▶ _GOAL OF THE EXERCISE_: Copy every line of the records below where the word "Walker" occurs.

▶ _THE DATA_:
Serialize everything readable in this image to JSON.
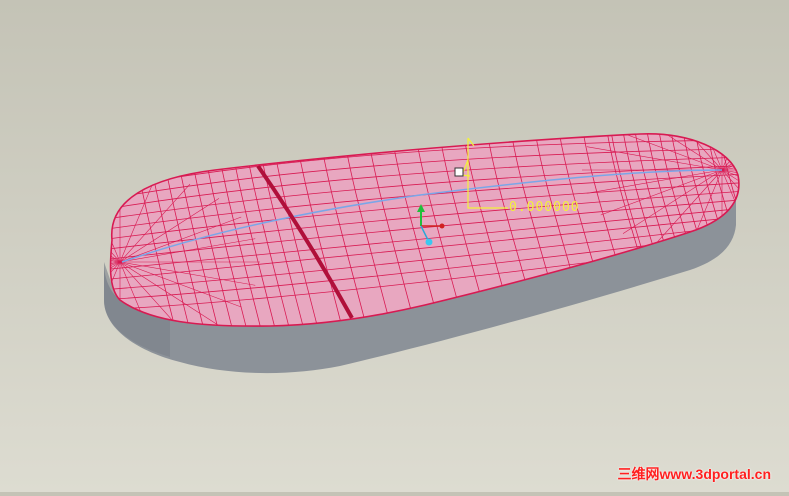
{
  "viewport": {
    "background_color": "#cfcec2",
    "surface_fill": "#e8a7c0",
    "mesh_line_color": "#d81a52",
    "boundary_curve_color": "#b0103a",
    "side_wall_color": "#8c9299",
    "spine_curve_color": "#7aa6e8",
    "dimension_color": "#f2f23a"
  },
  "dimension": {
    "value": "0.000000"
  },
  "coord_axes": {
    "icon": "coordinate-axes-icon"
  },
  "watermark": {
    "text": "三维网www.3dportal.cn"
  }
}
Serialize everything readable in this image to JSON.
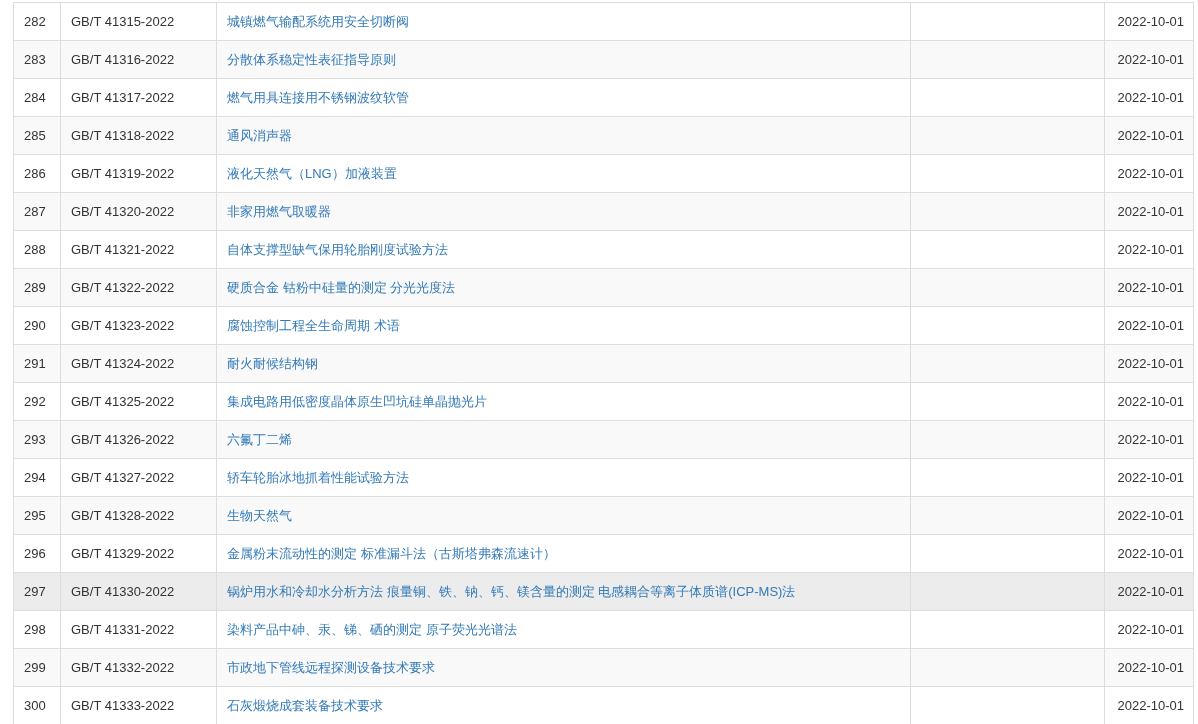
{
  "table": {
    "rows": [
      {
        "number": "282",
        "code": "GB/T 41315-2022",
        "title": "城镇燃气输配系统用安全切断阀",
        "date": "2022-10-01",
        "highlighted": false
      },
      {
        "number": "283",
        "code": "GB/T 41316-2022",
        "title": "分散体系稳定性表征指导原则",
        "date": "2022-10-01",
        "highlighted": false
      },
      {
        "number": "284",
        "code": "GB/T 41317-2022",
        "title": "燃气用具连接用不锈钢波纹软管",
        "date": "2022-10-01",
        "highlighted": false
      },
      {
        "number": "285",
        "code": "GB/T 41318-2022",
        "title": "通风消声器",
        "date": "2022-10-01",
        "highlighted": false
      },
      {
        "number": "286",
        "code": "GB/T 41319-2022",
        "title": "液化天然气（LNG）加液装置",
        "date": "2022-10-01",
        "highlighted": false
      },
      {
        "number": "287",
        "code": "GB/T 41320-2022",
        "title": "非家用燃气取暖器",
        "date": "2022-10-01",
        "highlighted": false
      },
      {
        "number": "288",
        "code": "GB/T 41321-2022",
        "title": "自体支撑型缺气保用轮胎刚度试验方法",
        "date": "2022-10-01",
        "highlighted": false
      },
      {
        "number": "289",
        "code": "GB/T 41322-2022",
        "title": "硬质合金 钴粉中硅量的测定 分光光度法",
        "date": "2022-10-01",
        "highlighted": false
      },
      {
        "number": "290",
        "code": "GB/T 41323-2022",
        "title": "腐蚀控制工程全生命周期 术语",
        "date": "2022-10-01",
        "highlighted": false
      },
      {
        "number": "291",
        "code": "GB/T 41324-2022",
        "title": "耐火耐候结构钢",
        "date": "2022-10-01",
        "highlighted": false
      },
      {
        "number": "292",
        "code": "GB/T 41325-2022",
        "title": "集成电路用低密度晶体原生凹坑硅单晶抛光片",
        "date": "2022-10-01",
        "highlighted": false
      },
      {
        "number": "293",
        "code": "GB/T 41326-2022",
        "title": "六氟丁二烯",
        "date": "2022-10-01",
        "highlighted": false
      },
      {
        "number": "294",
        "code": "GB/T 41327-2022",
        "title": "轿车轮胎冰地抓着性能试验方法",
        "date": "2022-10-01",
        "highlighted": false
      },
      {
        "number": "295",
        "code": "GB/T 41328-2022",
        "title": "生物天然气",
        "date": "2022-10-01",
        "highlighted": false
      },
      {
        "number": "296",
        "code": "GB/T 41329-2022",
        "title": "金属粉末流动性的测定 标准漏斗法（古斯塔弗森流速计）",
        "date": "2022-10-01",
        "highlighted": false
      },
      {
        "number": "297",
        "code": "GB/T 41330-2022",
        "title": "锅炉用水和冷却水分析方法 痕量铜、铁、钠、钙、镁含量的测定 电感耦合等离子体质谱(ICP-MS)法",
        "date": "2022-10-01",
        "highlighted": true
      },
      {
        "number": "298",
        "code": "GB/T 41331-2022",
        "title": "染料产品中砷、汞、锑、硒的测定 原子荧光光谱法",
        "date": "2022-10-01",
        "highlighted": false
      },
      {
        "number": "299",
        "code": "GB/T 41332-2022",
        "title": "市政地下管线远程探测设备技术要求",
        "date": "2022-10-01",
        "highlighted": false
      },
      {
        "number": "300",
        "code": "GB/T 41333-2022",
        "title": "石灰煅烧成套装备技术要求",
        "date": "2022-10-01",
        "highlighted": false
      }
    ]
  }
}
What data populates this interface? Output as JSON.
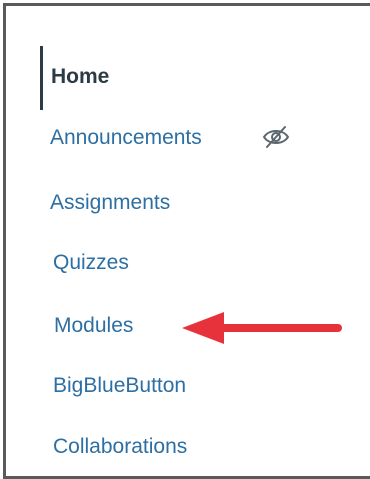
{
  "nav": {
    "items": [
      {
        "label": "Home",
        "active": true
      },
      {
        "label": "Announcements",
        "hidden_icon": "eye-slash-icon"
      },
      {
        "label": "Assignments"
      },
      {
        "label": "Quizzes"
      },
      {
        "label": "Modules",
        "highlighted_by_arrow": true
      },
      {
        "label": "BigBlueButton"
      },
      {
        "label": "Collaborations"
      }
    ]
  },
  "colors": {
    "link": "#2d6fa3",
    "active_text": "#2d3b45",
    "arrow": "#e8323b",
    "frame_border": "#5a5a5a",
    "icon": "#5b6770"
  }
}
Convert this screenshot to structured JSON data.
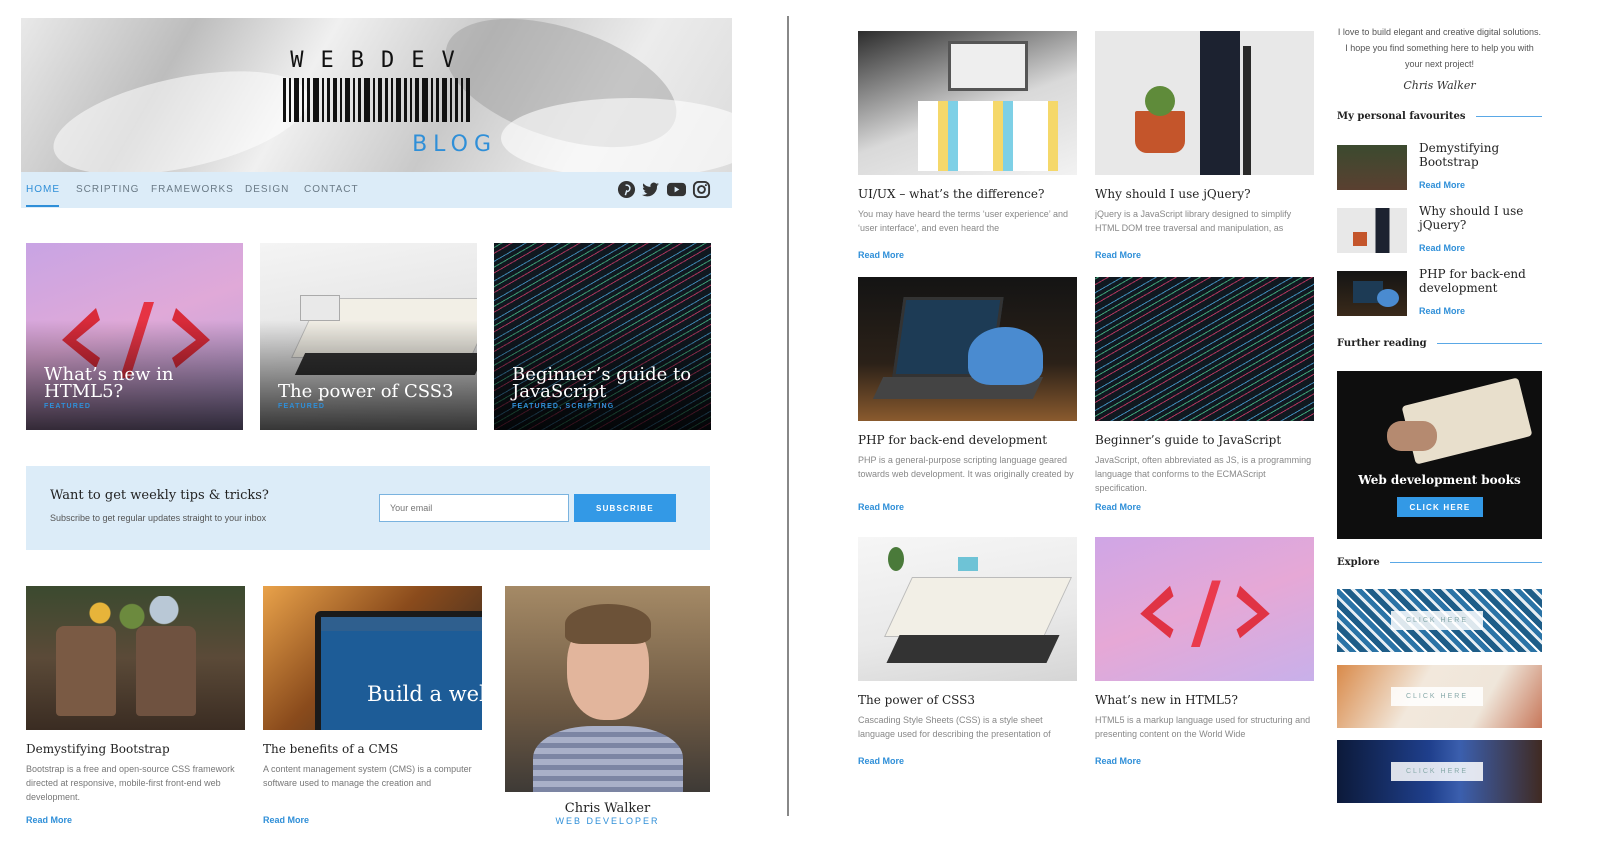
{
  "logo": {
    "top": "WEBDEV",
    "bottom": "BLOG"
  },
  "nav": {
    "items": [
      "HOME",
      "SCRIPTING",
      "FRAMEWORKS",
      "DESIGN",
      "CONTACT"
    ],
    "active": "HOME",
    "social_icons": [
      "pinterest-icon",
      "twitter-icon",
      "youtube-icon",
      "instagram-icon"
    ]
  },
  "featured": [
    {
      "title": "What’s new in HTML5?",
      "tag": "FEATURED"
    },
    {
      "title": "The power of CSS3",
      "tag": "FEATURED"
    },
    {
      "title": "Beginner’s guide to JavaScript",
      "tag": "FEATURED, SCRIPTING"
    }
  ],
  "newsletter": {
    "title": "Want to get weekly tips & tricks?",
    "subtitle": "Subscribe to get regular updates straight to your inbox",
    "placeholder": "Your email",
    "button": "SUBSCRIBE"
  },
  "left_posts": [
    {
      "title": "Demystifying Bootstrap",
      "excerpt": "Bootstrap is a free and open-source CSS framework directed at responsive, mobile-first front-end web development.",
      "read_more": "Read More"
    },
    {
      "title": "The benefits of a CMS",
      "excerpt": "A content management system (CMS) is a computer software used to manage the creation and",
      "read_more": "Read More",
      "image_text": "Build a web build a mov"
    }
  ],
  "author": {
    "name": "Chris Walker",
    "role": "WEB DEVELOPER"
  },
  "grid_posts": [
    {
      "title": "UI/UX – what’s the difference?",
      "excerpt": "You may have heard the terms ‘user experience’ and ‘user interface’, and even heard the",
      "read_more": "Read More"
    },
    {
      "title": "Why should I use jQuery?",
      "excerpt": "jQuery is a JavaScript library designed to simplify HTML DOM tree traversal and manipulation, as",
      "read_more": "Read More"
    },
    {
      "title": "PHP for back-end development",
      "excerpt": "PHP is a general-purpose scripting language geared towards web development. It was originally created by",
      "read_more": "Read More"
    },
    {
      "title": "Beginner’s guide to JavaScript",
      "excerpt": "JavaScript, often abbreviated as JS, is a programming language that conforms to the ECMAScript specification.",
      "read_more": "Read More"
    },
    {
      "title": "The power of CSS3",
      "excerpt": "Cascading Style Sheets (CSS) is a style sheet language used for describing the presentation of",
      "read_more": "Read More"
    },
    {
      "title": "What’s new in HTML5?",
      "excerpt": "HTML5 is a markup language used for structuring and presenting content on the World Wide",
      "read_more": "Read More"
    }
  ],
  "sidebar": {
    "bio": "I love to build elegant and creative digital solutions. I hope you find something here to help you with your next project!",
    "signature": "Chris Walker",
    "favourites_heading": "My personal favourites",
    "favourites": [
      {
        "title": "Demystifying Bootstrap",
        "read_more": "Read More"
      },
      {
        "title": "Why should I use jQuery?",
        "read_more": "Read More"
      },
      {
        "title": "PHP for back-end development",
        "read_more": "Read More"
      }
    ],
    "further_heading": "Further reading",
    "promo_title": "Web development books",
    "promo_button": "CLICK HERE",
    "explore_heading": "Explore",
    "explore_buttons": [
      "CLICK HERE",
      "CLICK HERE",
      "CLICK HERE"
    ]
  },
  "colors": {
    "accent": "#2f8fd8",
    "nav_bg": "#dcecf8",
    "button": "#3399e6"
  }
}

▶ _RESPONSE AREA_:
    "name": "Chris Walker",
    "signature": "Chris Walker",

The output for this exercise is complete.